Sam and twins George and Tom all moved Down Under from the Bulls, of course, with eldest brother Luke having made his name at Leeds.

The Fox Sports production for Australian television centres on Sam’s switch to Souths at the end of 2009.

After Tom became the last of the four brothers to join the club 12 months ago, the story culminates in then playing together for the NRL outfit against Wests Tigers in August.

It was the first time that four siblings had played top-flight rugby together in Australia for more than a century.

The programme begins with a stirring voice-over from Souths co-owner Russell Crowe before Sam takes centre stage, a role he was born for.

“So here I am, South Sydney Rabbitohs, pride of the National Rugby League,” he says.

“It’s been a long journey getting to this point but now we’ve met, we all share the same ambition.

“That’s my brother Luke, he’s the eldest. There are the twins: Thomas, and this is George.

“Tomorrow night we will forever become part of Souths’ history when, for the first time in over one hundred years, four brothers will line up for the same team at the same time.

“Oh, and that’s me, Sam Burgess. But the lads? They just call me Slammin!”

What follows is a series of clips of Sam in action, interviews with his team-mates, Souths coach Michael Maguire and former Bulls chairman Chris Caisley, who manages the four boys.

Rabbitohs chief executive Shane Richardson hits the nail on the head.

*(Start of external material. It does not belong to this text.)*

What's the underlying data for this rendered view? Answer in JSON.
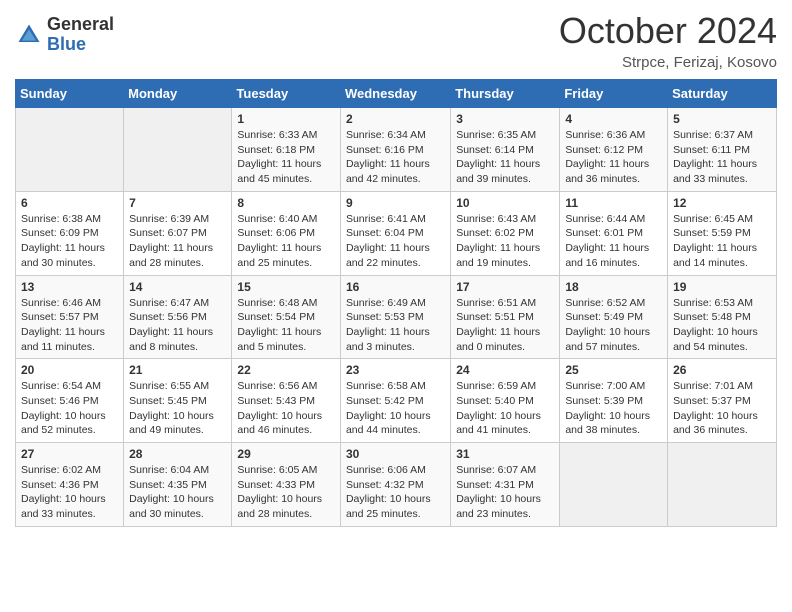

“People talk about Sam Burgess becoming the greatest English forward to ever come to Australia,” he says.

“To me, that’s a slight on Sam Burgess. The reality is that Sam Burgess could be one of the greatest forwards to have ever played the game.”

The programme gives a unique insight into the lads’ lives and their closeness, with Sam ritually cooking spag-bol for the family on the eve of a match.

Sam teases mother Julie as she appears on the television in his apartment.

‘Will you get emotional tomorrow, mum?’ asks Sam as the boys look ahead to playing together for the first time.

Sam comes across remarkably grounded despite his awesome talent and superstar status in Sydney.

There is the raw emotion of how Sam cared for his father Mark as he battled motor neurone disease.

After Julie and Mark split up, Sam lived with his dad. Shortly afterwards he fell ill and died in 2007.

“It was horrible to find out your dad was going to die,” remembered Sam, who would carry his father to bed every night – all 21 steps.

Against this tragedy, Sam was emerging as the best young player in Super League, making his Bulls debut against Leeds at Headingley in 2006.

The programme shows the boys swimming in the sea as part of their pre-match routine in Sydney.

In their historic outing against Mick Potters’ Wests Tigers, all four brothers were involved in a tackle which proved the last play of the game.

“I don’t suppose you could have written the script any better,” said Luke.

George, who should line up for England alongside Tom today, said earlier this week: “They finished that as the happy ending of the story – but you never know, there might be more to come.”

There should indeed be more to come. Much more.